PALMER — About 300 teachers packed a Mat-Su school board meeting Wednesday night to voice frustrations over a contract stalemate amid skyrocketing health care costs.
Many at the regular meeting held at Matanuska-Susitna Borough District headquarters in Palmer were dressed in black and held yellow signs saying "Respect=Fair contract."
Mat-Su teachers, like their counterparts in Anchorage, are working without a contract. The multi-year negotiated agreements that both districts operate under ended June 30. Anchorage teachers rejected an offer last week.
But there's no contract to reject in Mat-Su — or room for negotiations.
The district and teachers union declared an impasse Nov. 9, according to district spokeswoman Jillian Morrissey. That means mediation starting late December or early January.
"There is no more coming to the table," Morrissey said in an interview Thursday.
Health insurance is at the center of the debate because it costs the district $40 million a year, second only to teacher salaries, officials say.
Teachers want the district to "move toward the middle" in future negotiations, Tim Walters, president of the Mat-Su Education Association teachers union, told the board Wednesday night.
Walters characterized the district's current offer as teachers working as hard as they do now — or harder — for three days less pay. He also said the district wants teachers to pay another $2,100 in annual insurance premiums, plus any potential increases next year.
District officials, however, say have not yet calculated any cost increases. Premiums will be released in spring by the Public Education Health Trust, the NEA-Alaska program that provides health insurance for Mat-Su teachers.
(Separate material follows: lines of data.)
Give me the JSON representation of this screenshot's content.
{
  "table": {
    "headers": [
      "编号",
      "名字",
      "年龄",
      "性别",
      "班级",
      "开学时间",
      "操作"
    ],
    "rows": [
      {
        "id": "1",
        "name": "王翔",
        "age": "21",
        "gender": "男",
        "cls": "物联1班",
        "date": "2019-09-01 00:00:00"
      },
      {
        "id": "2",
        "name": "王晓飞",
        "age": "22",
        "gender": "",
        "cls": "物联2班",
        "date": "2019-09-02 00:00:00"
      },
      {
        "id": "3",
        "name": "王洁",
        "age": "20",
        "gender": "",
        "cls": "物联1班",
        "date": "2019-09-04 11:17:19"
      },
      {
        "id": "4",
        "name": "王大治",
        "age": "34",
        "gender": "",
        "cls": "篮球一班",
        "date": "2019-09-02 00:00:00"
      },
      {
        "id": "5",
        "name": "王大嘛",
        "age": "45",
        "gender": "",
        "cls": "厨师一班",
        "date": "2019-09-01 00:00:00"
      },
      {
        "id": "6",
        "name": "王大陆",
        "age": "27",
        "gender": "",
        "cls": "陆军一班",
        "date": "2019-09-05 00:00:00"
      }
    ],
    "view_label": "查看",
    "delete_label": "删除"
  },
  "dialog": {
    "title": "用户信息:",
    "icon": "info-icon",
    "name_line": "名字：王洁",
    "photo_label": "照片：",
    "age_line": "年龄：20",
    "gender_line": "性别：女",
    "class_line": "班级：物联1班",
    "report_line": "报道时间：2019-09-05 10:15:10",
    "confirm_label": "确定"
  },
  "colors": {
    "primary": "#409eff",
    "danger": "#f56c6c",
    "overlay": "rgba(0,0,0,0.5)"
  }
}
In another point of contention, the district has requested that the trust release aggregate claims data — a collection of health expenses in categories, according to information on the district's negotiations update web page.
The data, the district site continues, "is NOT a reporting of health records by (a) person. It is NOT a summary of personal identifiable records for you or your dependents."
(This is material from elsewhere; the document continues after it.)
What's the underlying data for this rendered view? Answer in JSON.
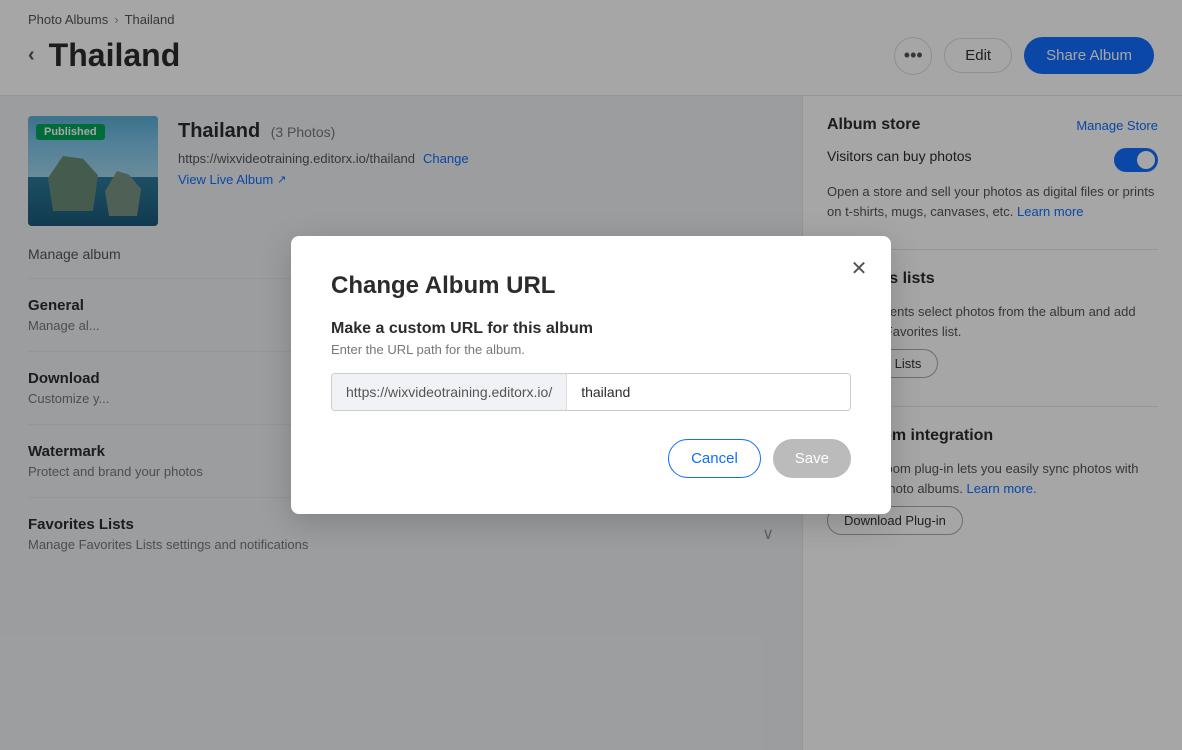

Nonetheless, several teachers accused the district of trying to get private health information to see if adopting a self-insured model pencils out for Mat-Su.
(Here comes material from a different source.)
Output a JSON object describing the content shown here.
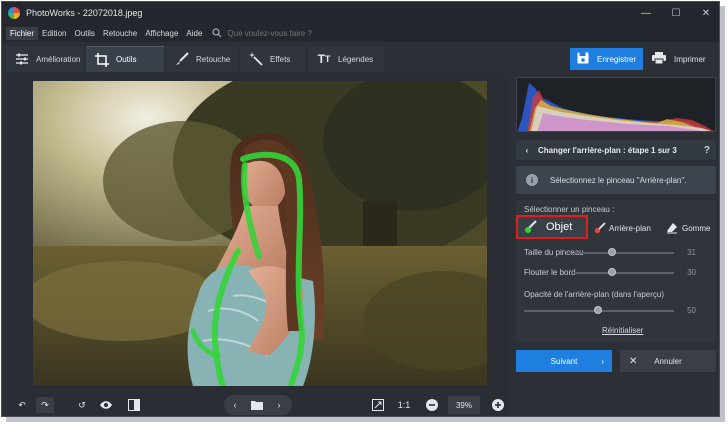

Dianne Shibe, an English teacher at Colony High School and teachers union vice president, accused the district of sabotaging negotiations to force the trust to provide health information that's unethical for it to release.
"They're holding the negotiations hostage," Shibe said.
School board members Wednesday night pressed the trust's chief financial officer, Rhonda Kitter, to release the claims information to help the district make sure they're getting a good deal.
The health trust does not give out information on claims, Kitter said firmly during several exchanges.
"We want to know if you really are, and you may be, the best thing we could ever look for," said school board member Ole Larson, referring to the trust. "But we don't know that. What would be wrong with giving us claims data and seeing if the Public Health Trust is the best thing?"
District administrators can "easily" get a quote from Premera or any other potential insurers without the information, Kitter responded.
"You don't need claims data to shop around," she said later, to another board member's question.
The district has made no decisions on future health insurance options, Morrissey said Thursday.
The Mat-Su district operates 47 school sites with nearly 19,000 students in the state's fastest growing area, a borough the size of West Virginia with more than 100,000 residents.
The district's poverty rate rose 30 percent from 2000 to 2010, according to superintendent Monica Goyette.
Numerous teachers told the board they're juggling the standard teacher's workload but also buying furniture and supplies, coming in early and working late, and juggling extra duties.
Wendy DeGraffenried, school nurse at Wasilla Middle School, created an after-school program to teach students about emotions and give them mindfulness strategies.
DeGraffenried also serves on the school's trauma-sensitive team. Students suffering from serious problems show up in her office. She trains other teachers.
None of it is easy, she said. "There is no reason that us, as adults, cannot take the suffering that we potentially are looking at and come to the table."